Strong demand for electric vehicles as German new-car market recovery continues
12 June 2023
Germany’s new-car market gained more momentum in May thanks to improved supply and order-backlog fulfilment. Last month the country recorded 246,966 new-car registrations, up 19% compared to a year ago.
Data from the Federal Motor Transport Authority (KBA) also shows that battery-electric vehicles (BEVs) were once again in strong demand. Registrations in this segment jumped 47% to 42,780 units in May. As such, BEVs reached a market share of 17.3% in the month.
Things are not as rosy for plug-in hybrids (PHEVs), with the powertrain recording a significant slump last month. Year on year, new PHEV registrations plunged 41% to 13,800 units, mainly due to financial incentives for these vehicles being dropped at the end of 2022, and deliveries of PHEVs ordered before this deadline starting to slow.
The contrast becomes even clearer when looking at the first five months of 2023, which saw new BEV registrations climb 24% to 167,300 units. This compares starkly with the 44% year-on-year decline recorded by PHEVs (63,100 registrations). At more than 35%, petrol models accounted for the largest share of new-car registrations in May.
‘The German passenger car market has developed in line with our expectations in 2023. This alone is pleasing, because in the past three years, forecasts often did not last long due to the high volatility,’ said Reinhard Zirpel, president of the association of International Motor Vehicle Manufacturers (VDIK).
Lower private car registrations a concern
In May, the seasonally-adjusted annualised rate (SAAR) improved to 2.75 million units from 2.26 million units in April. Meanwhile from January to May, Germany recorded around 1.1 million new-car registrations, a year-on-year increase of around 10%.
Commercial registrations were largely responsible for the overall growth seen in the new-car market. Their share climbed 29% in May, while private registrations were up only 3%. This is a point of concern as private new-car registrations remain weak, with their share reaching 31.5% in May compared to 68.5% for commercial registrations.
While the German new-car market continues its recovery, industry bodies warn that despite May’s double-digit growth, the market volume remains 25% below pre-pandemic levels.
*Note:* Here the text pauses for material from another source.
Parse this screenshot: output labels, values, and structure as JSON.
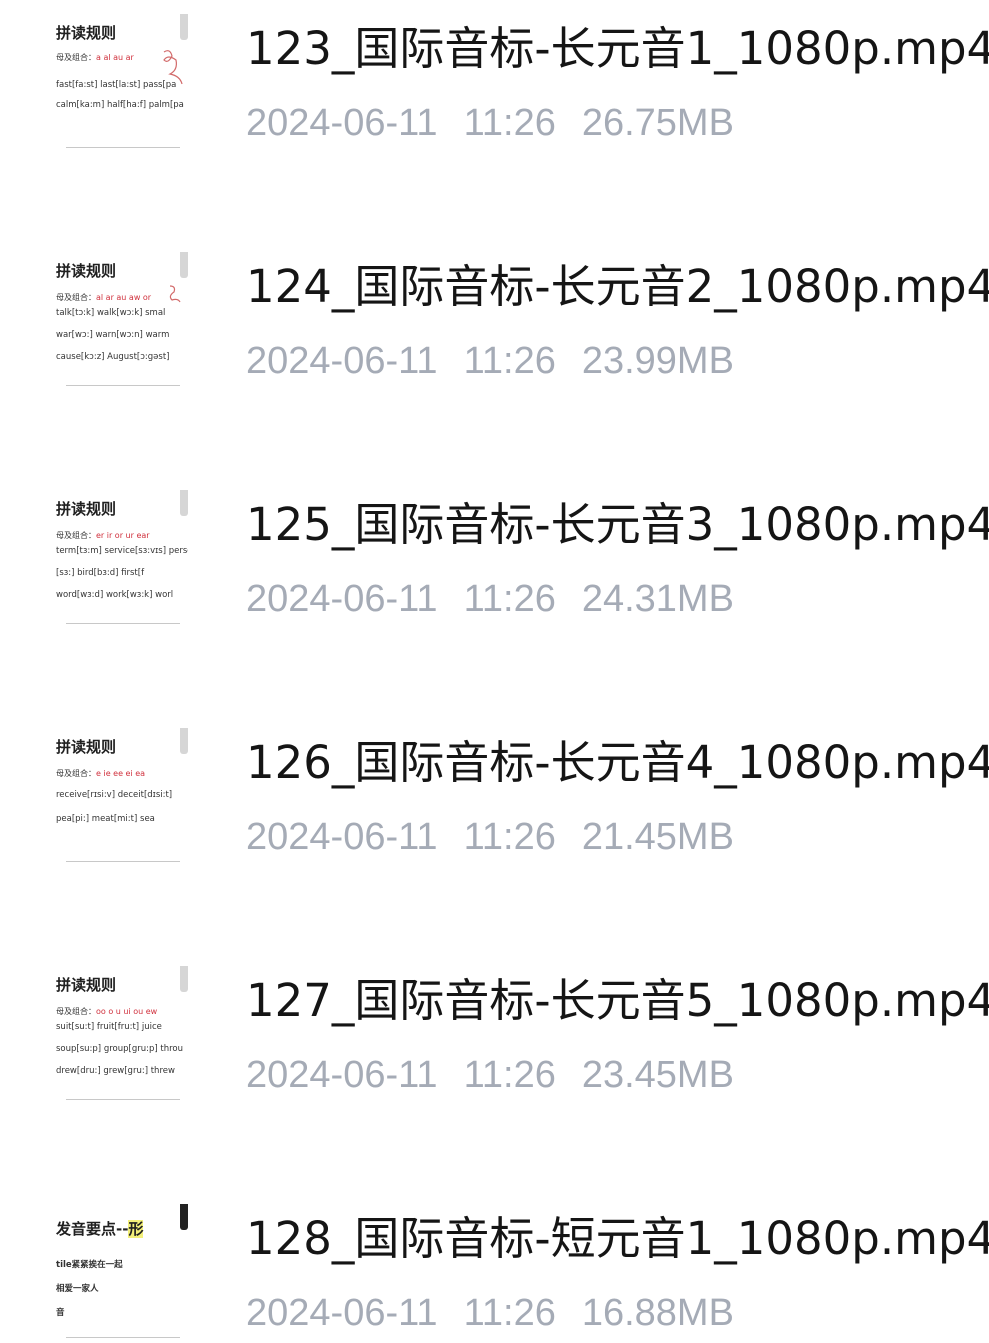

In its latest forecast, the VDIK expects around 2.75 million new-car registrations by the end of 2023, a noticeable drop from the more than three million units recorded before COVID-19 disrupted automotive markets in Europe.
Production up, orders down
Germany’s automotive association, the VDA, tracks manufacturing levels across the country and found that 381,100 passenger cars rolled off the production lines in May, a 25% jump year on year.
Production has been on the increase for 13 months, with 1.8 million cars built since the start of the year. While this corresponds to a 32% year-on-year increase, production in this period is still down 13% compared to pre-pandemic 2019.
Looking at orders, German manufacturers are facing a decline and recorded 19% fewer orders in May. Between January and May this year, domestic orders dropped by 28% compared to the same months in 2022.
A recent VDA survey featuring 128 companies, revealed that almost half of automotive manufacturers in the country have adjusted their production processes, not least to increase their resilience.
The survey showed that manufacturers remain concerned about the high energy costs in Germany. The price of electricity has increased significantly since the start of the war in Ukraine, with 74% of automotive companies viewing it as an explicit challenge.
‘Our industry needs internationally competitive energy prices to master the transformation and to be successful in global competition. It is urgently necessary that policymakers ensure more favourable prices and secure access to energy with appropriate decisions and strategies,’ said VDA president Hildegard Müller.
While Germany remains Europe’s largest automotive market, businesses in the industry are increasingly relocating investments abroad, targeting other EU countries and North America. The VDA survey revealed that no company currently plans to increase their investments in Germany – a sobering result.
Industry bodies keep calling on politicians to implement competitive policies. The VDA is demanding less bureaucracy, more trade agreements, improved supply of energy and raw materials, as well as a competitive tax system alongside simpler and faster approval procedures.
‘Other countries, like the US attract investments with attractive location conditions. If we do not want to be left behind internationally and want to secure employment and prosperity in Germany and Europe, we need a more determined and courageous industrial policy,’ the VDA said.
Staying internationally competitive is a key challenge. Although automotive manufacturers and suppliers remain well-positioned in Germany and the EU, they view their competitiveness outside the region less favourably, especially as more Chinese electric-vehicle (EV) companies are making their presence known.
Inflation is posing another challenge for the automotive industry although it is slowly declining in Germany. In May, the inflation rate is expected to be 6.1%, an improvement from the 7.2% seen in April.